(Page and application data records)
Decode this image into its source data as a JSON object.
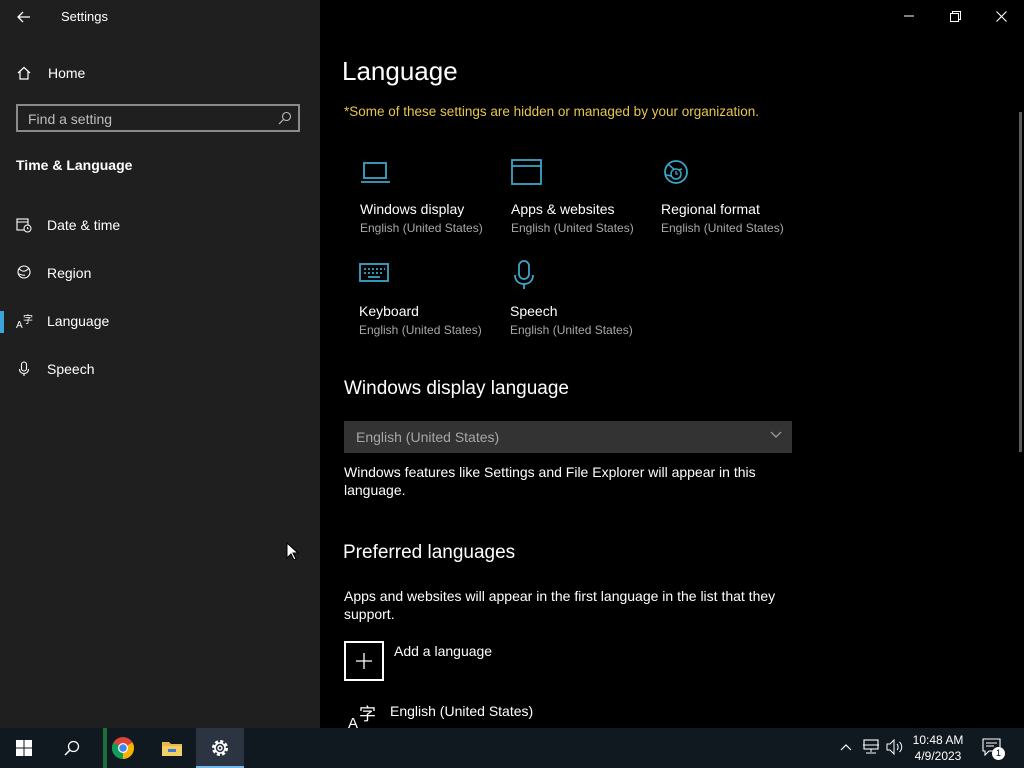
{
  "window": {
    "title": "Settings",
    "back_icon": "back-arrow-icon",
    "minimize_icon": "minimize-icon",
    "restore_icon": "restore-icon",
    "close_icon": "close-icon"
  },
  "sidebar": {
    "home_label": "Home",
    "search": {
      "placeholder": "Find a setting",
      "icon": "search-icon"
    },
    "section_title": "Time & Language",
    "items": [
      {
        "label": "Date & time",
        "icon": "date-time-icon",
        "selected": false
      },
      {
        "label": "Region",
        "icon": "region-globe-icon",
        "selected": false
      },
      {
        "label": "Language",
        "icon": "language-icon",
        "selected": true
      },
      {
        "label": "Speech",
        "icon": "microphone-icon",
        "selected": false
      }
    ]
  },
  "main": {
    "title": "Language",
    "org_note": "*Some of these settings are hidden or managed by your organization.",
    "tiles": [
      {
        "name": "Windows display",
        "value": "English (United States)",
        "icon": "laptop-icon"
      },
      {
        "name": "Apps & websites",
        "value": "English (United States)",
        "icon": "browser-window-icon"
      },
      {
        "name": "Regional format",
        "value": "English (United States)",
        "icon": "regional-format-icon"
      },
      {
        "name": "Keyboard",
        "value": "English (United States)",
        "icon": "keyboard-icon"
      },
      {
        "name": "Speech",
        "value": "English (United States)",
        "icon": "microphone-icon"
      }
    ],
    "display_language": {
      "heading": "Windows display language",
      "selected": "English (United States)",
      "description": "Windows features like Settings and File Explorer will appear in this language."
    },
    "preferred": {
      "heading": "Preferred languages",
      "description": "Apps and websites will appear in the first language in the list that they support.",
      "add_label": "Add a language",
      "languages": [
        {
          "label": "English (United States)",
          "icon": "language-icon"
        }
      ]
    }
  },
  "taskbar": {
    "apps": [
      {
        "name": "start",
        "icon": "windows-start-icon",
        "active": false
      },
      {
        "name": "search",
        "icon": "search-icon",
        "active": false
      },
      {
        "name": "chrome",
        "icon": "chrome-icon",
        "active": false
      },
      {
        "name": "file-explorer",
        "icon": "folder-icon",
        "active": false
      },
      {
        "name": "settings",
        "icon": "gear-icon",
        "active": true
      }
    ],
    "tray": {
      "icons": [
        "chevron-up-icon",
        "network-icon",
        "volume-icon"
      ],
      "time": "10:48 AM",
      "date": "4/9/2023",
      "notification_count": "1"
    }
  },
  "colors": {
    "sidebar_bg": "#1f1f1f",
    "main_bg": "#000000",
    "accent": "#3aa6dc",
    "icon_teal": "#3aa6c8",
    "warning_text": "#e6c64a",
    "taskbar_bg": "#101820"
  }
}
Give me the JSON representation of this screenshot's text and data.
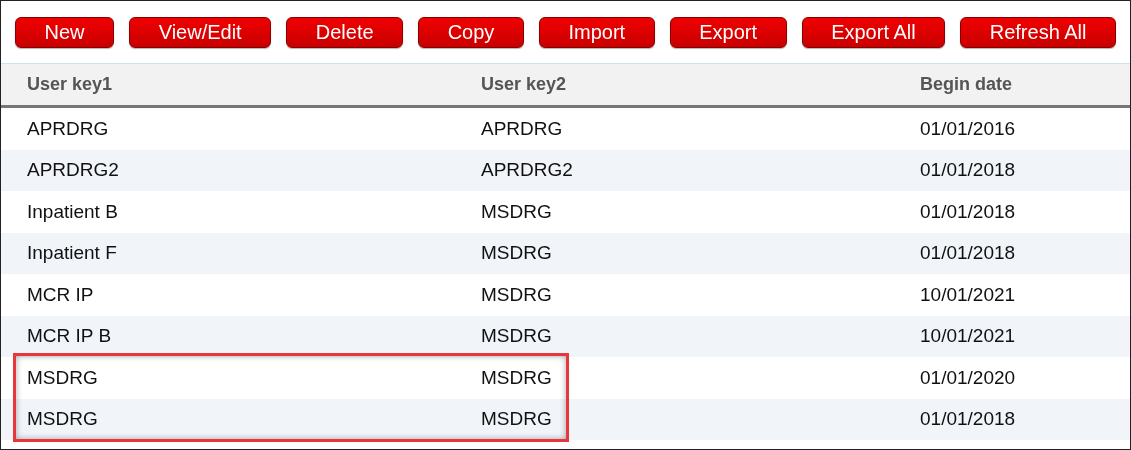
{
  "toolbar": {
    "buttons": [
      "New",
      "View/Edit",
      "Delete",
      "Copy",
      "Import",
      "Export",
      "Export All",
      "Refresh All"
    ]
  },
  "table": {
    "columns": [
      "User key1",
      "User key2",
      "Begin date"
    ],
    "rows": [
      {
        "cells": [
          "APRDRG",
          "APRDRG",
          "01/01/2016"
        ],
        "highlighted": false
      },
      {
        "cells": [
          "APRDRG2",
          "APRDRG2",
          "01/01/2018"
        ],
        "highlighted": false
      },
      {
        "cells": [
          "Inpatient B",
          "MSDRG",
          "01/01/2018"
        ],
        "highlighted": false
      },
      {
        "cells": [
          "Inpatient F",
          "MSDRG",
          "01/01/2018"
        ],
        "highlighted": false
      },
      {
        "cells": [
          "MCR IP",
          "MSDRG",
          "10/01/2021"
        ],
        "highlighted": false
      },
      {
        "cells": [
          "MCR IP B",
          "MSDRG",
          "10/01/2021"
        ],
        "highlighted": false
      },
      {
        "cells": [
          "MSDRG",
          "MSDRG",
          "01/01/2020"
        ],
        "highlighted": true
      },
      {
        "cells": [
          "MSDRG",
          "MSDRG",
          "01/01/2018"
        ],
        "highlighted": true
      }
    ]
  }
}
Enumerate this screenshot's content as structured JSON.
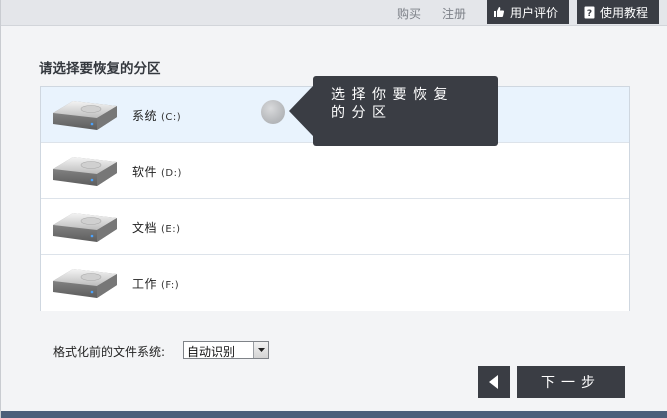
{
  "topbar": {
    "links": [
      "购买",
      "注册"
    ],
    "review_label": "用户评价",
    "tutorial_label": "使用教程"
  },
  "section_title": "请选择要恢复的分区",
  "partitions": [
    {
      "name": "系统",
      "drive": "(C:)"
    },
    {
      "name": "软件",
      "drive": "(D:)"
    },
    {
      "name": "文档",
      "drive": "(E:)"
    },
    {
      "name": "工作",
      "drive": "(F:)"
    }
  ],
  "tooltip": {
    "line1": "选择你要恢复",
    "line2": "的分区"
  },
  "filesystem": {
    "label": "格式化前的文件系统:",
    "selected": "自动识别"
  },
  "nav": {
    "next_label": "下一步"
  },
  "colors": {
    "dark": "#3a3d44",
    "selected_row": "#e9f3fd",
    "bottom_strip": "#4c5f7a"
  }
}
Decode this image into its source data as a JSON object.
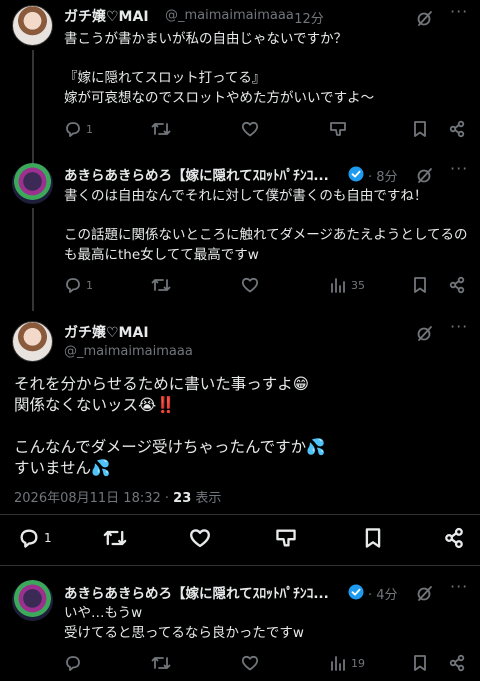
{
  "tweet1": {
    "name": "ガチ嬢♡MAI",
    "handle": "@_maimaimaimaaa",
    "time": "· 12分",
    "text": "書こうが書かまいが私の自由じゃないですか？\n\n『嫁に隠れてスロット打ってる』\n嫁が可哀想なのでスロットやめた方がいいですよ〜",
    "reply_count": "1",
    "views": ""
  },
  "tweet2": {
    "name": "あきらあきらめろ【嫁に隠れてｽﾛｯﾄﾊﾟﾁﾝｺ...",
    "time": "· 8分",
    "text": "書くのは自由なんでそれに対して僕が書くのも自由ですね！\n\nこの話題に関係ないところに触れてダメージあたえようとしてるのも最高にthe女してて最高ですw",
    "reply_count": "1",
    "views": "35"
  },
  "main": {
    "name": "ガチ嬢♡MAI",
    "handle": "@_maimaimaimaaa",
    "text": "それを分からせるために書いた事っすよ😁\n関係なくないッス😭‼️\n\nこんなんでダメージ受けちゃったんですか💦\nすいません💦",
    "timestamp": "2026年08月11日 18:32",
    "views_sep": " · ",
    "views": "23",
    "views_label": " 表示",
    "reply_count": "1"
  },
  "tweet3": {
    "name": "あきらあきらめろ【嫁に隠れてｽﾛｯﾄﾊﾟﾁﾝｺ...",
    "time": "· 4分",
    "text": "いや…もうw\n受けてると思ってるなら良かったですw",
    "reply_count": "",
    "views": "19"
  },
  "icons": {
    "reply": "reply-icon",
    "retweet": "retweet-icon",
    "like": "heart-icon",
    "dislike": "downvote-icon",
    "bookmark": "bookmark-icon",
    "share": "share-icon",
    "grok": "grok-icon",
    "more": "more-icon",
    "verified": "verified-badge-icon"
  },
  "colors": {
    "background": "#000000",
    "text": "#e7e9ea",
    "muted": "#71767b",
    "verified": "#1d9bf0",
    "divider": "#2f3336"
  }
}
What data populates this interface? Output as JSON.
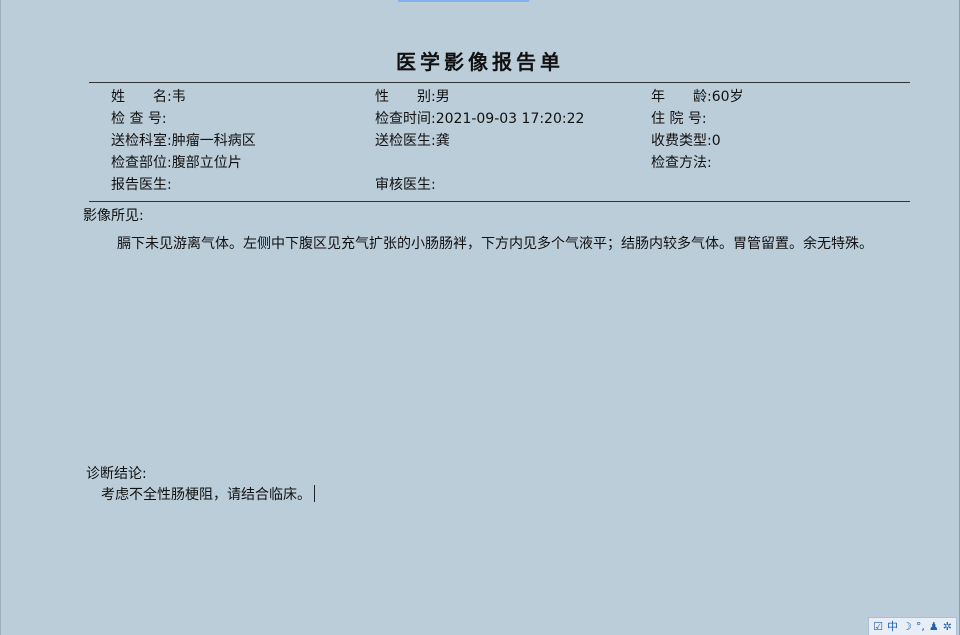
{
  "report": {
    "title": "医学影像报告单"
  },
  "header": {
    "name_label": "姓　　名:",
    "name_value": "韦",
    "sex_label": "性　　别:",
    "sex_value": "男",
    "age_label": "年　　龄:",
    "age_value": "60岁",
    "exam_no_label": "检 查 号:",
    "exam_no_value": "",
    "exam_time_label": "检查时间:",
    "exam_time_value": "2021-09-03 17:20:22",
    "inpatient_no_label": "住 院 号:",
    "inpatient_no_value": "",
    "dept_label": "送检科室:",
    "dept_value": "肿瘤一科病区",
    "ref_doctor_label": "送检医生:",
    "ref_doctor_value": "龚",
    "fee_type_label": "收费类型:",
    "fee_type_value": "0",
    "body_part_label": "检查部位:",
    "body_part_value": "腹部立位片",
    "method_label": "检查方法:",
    "method_value": "",
    "report_doctor_label": "报告医生:",
    "report_doctor_value": "",
    "review_doctor_label": "审核医生:",
    "review_doctor_value": ""
  },
  "findings": {
    "label": "影像所见:",
    "text": "膈下未见游离气体。左侧中下腹区见充气扩张的小肠肠袢，下方内见多个气液平；结肠内较多气体。胃管留置。余无特殊。"
  },
  "conclusion": {
    "label": "诊断结论:",
    "text": "考虑不全性肠梗阻，请结合临床。"
  },
  "tray": {
    "icons": [
      "checkbox-icon",
      "ime-icon",
      "moon-icon",
      "punctuation-icon",
      "user-icon",
      "gear-icon"
    ],
    "ime_label": "中"
  }
}
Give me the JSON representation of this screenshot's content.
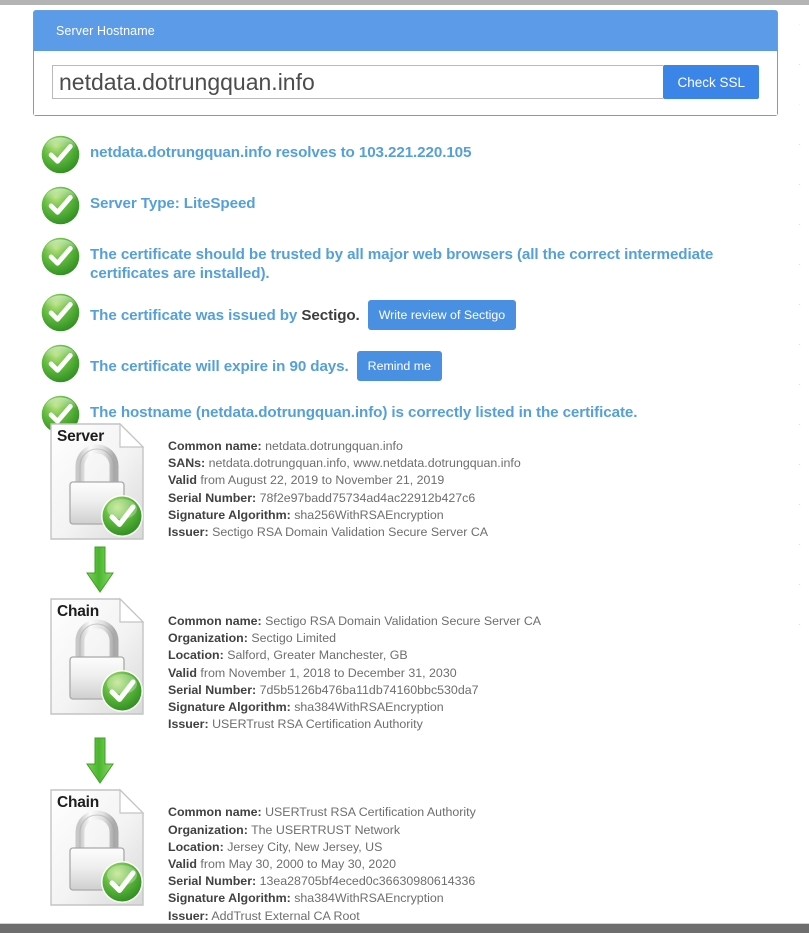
{
  "colors": {
    "header_blue": "#5b9be8",
    "button_blue": "#3b84e8",
    "inline_button_blue": "#4a90e2",
    "status_text_blue": "#55a0d8",
    "check_green": "#58b548",
    "label_gray": "#414141",
    "value_gray": "#6e6e6e"
  },
  "panel": {
    "title": "Server Hostname",
    "input": {
      "value": "netdata.dotrungquan.info",
      "placeholder": "Enter hostname"
    },
    "submit_label": "Check SSL"
  },
  "status": {
    "items": [
      {
        "icon": "green-check-icon",
        "text": "netdata.dotrungquan.info resolves to 103.221.220.105",
        "button": null
      },
      {
        "icon": "green-check-icon",
        "text": "Server Type: LiteSpeed",
        "button": null
      },
      {
        "icon": "green-check-icon",
        "text": "The certificate should be trusted by all major web browsers (all the correct intermediate certificates are installed).",
        "button": null
      },
      {
        "icon": "green-check-icon",
        "text_before": "The certificate was issued by ",
        "text_bold": "Sectigo.",
        "button": "Write review of Sectigo"
      },
      {
        "icon": "green-check-icon",
        "text": "The certificate will expire in 90 days.",
        "button": "Remind me"
      },
      {
        "icon": "green-check-icon",
        "text": "The hostname (netdata.dotrungquan.info) is correctly listed in the certificate.",
        "button": null
      }
    ]
  },
  "chain": {
    "certificates": [
      {
        "badge": "Server",
        "icon": "lock-document-valid-icon",
        "rows": [
          {
            "label": "Common name:",
            "value": "netdata.dotrungquan.info"
          },
          {
            "label": "SANs:",
            "value": "netdata.dotrungquan.info, www.netdata.dotrungquan.info"
          },
          {
            "label": "Valid",
            "value": "from August 22, 2019 to November 21, 2019"
          },
          {
            "label": "Serial Number:",
            "value": "78f2e97badd75734ad4ac22912b427c6"
          },
          {
            "label": "Signature Algorithm:",
            "value": "sha256WithRSAEncryption"
          },
          {
            "label": "Issuer:",
            "value": "Sectigo RSA Domain Validation Secure Server CA"
          }
        ]
      },
      {
        "badge": "Chain",
        "icon": "lock-document-valid-icon",
        "rows": [
          {
            "label": "Common name:",
            "value": "Sectigo RSA Domain Validation Secure Server CA"
          },
          {
            "label": "Organization:",
            "value": "Sectigo Limited"
          },
          {
            "label": "Location:",
            "value": "Salford, Greater Manchester, GB"
          },
          {
            "label": "Valid",
            "value": "from November 1, 2018 to December 31, 2030"
          },
          {
            "label": "Serial Number:",
            "value": "7d5b5126b476ba11db74160bbc530da7"
          },
          {
            "label": "Signature Algorithm:",
            "value": "sha384WithRSAEncryption"
          },
          {
            "label": "Issuer:",
            "value": "USERTrust RSA Certification Authority"
          }
        ]
      },
      {
        "badge": "Chain",
        "icon": "lock-document-valid-icon",
        "rows": [
          {
            "label": "Common name:",
            "value": "USERTrust RSA Certification Authority"
          },
          {
            "label": "Organization:",
            "value": "The USERTRUST Network"
          },
          {
            "label": "Location:",
            "value": "Jersey City, New Jersey, US"
          },
          {
            "label": "Valid",
            "value": "from May 30, 2000 to May 30, 2020"
          },
          {
            "label": "Serial Number:",
            "value": "13ea28705bf4eced0c36630980614336"
          },
          {
            "label": "Signature Algorithm:",
            "value": "sha384WithRSAEncryption"
          },
          {
            "label": "Issuer:",
            "value": "AddTrust External CA Root"
          }
        ]
      }
    ],
    "connector_icon": "green-down-arrow-icon"
  }
}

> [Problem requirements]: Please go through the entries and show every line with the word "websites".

> [Response area]:
        "name": "Apps & websites",
      "description": "Apps and websites will appear in the first language in the list that they support.",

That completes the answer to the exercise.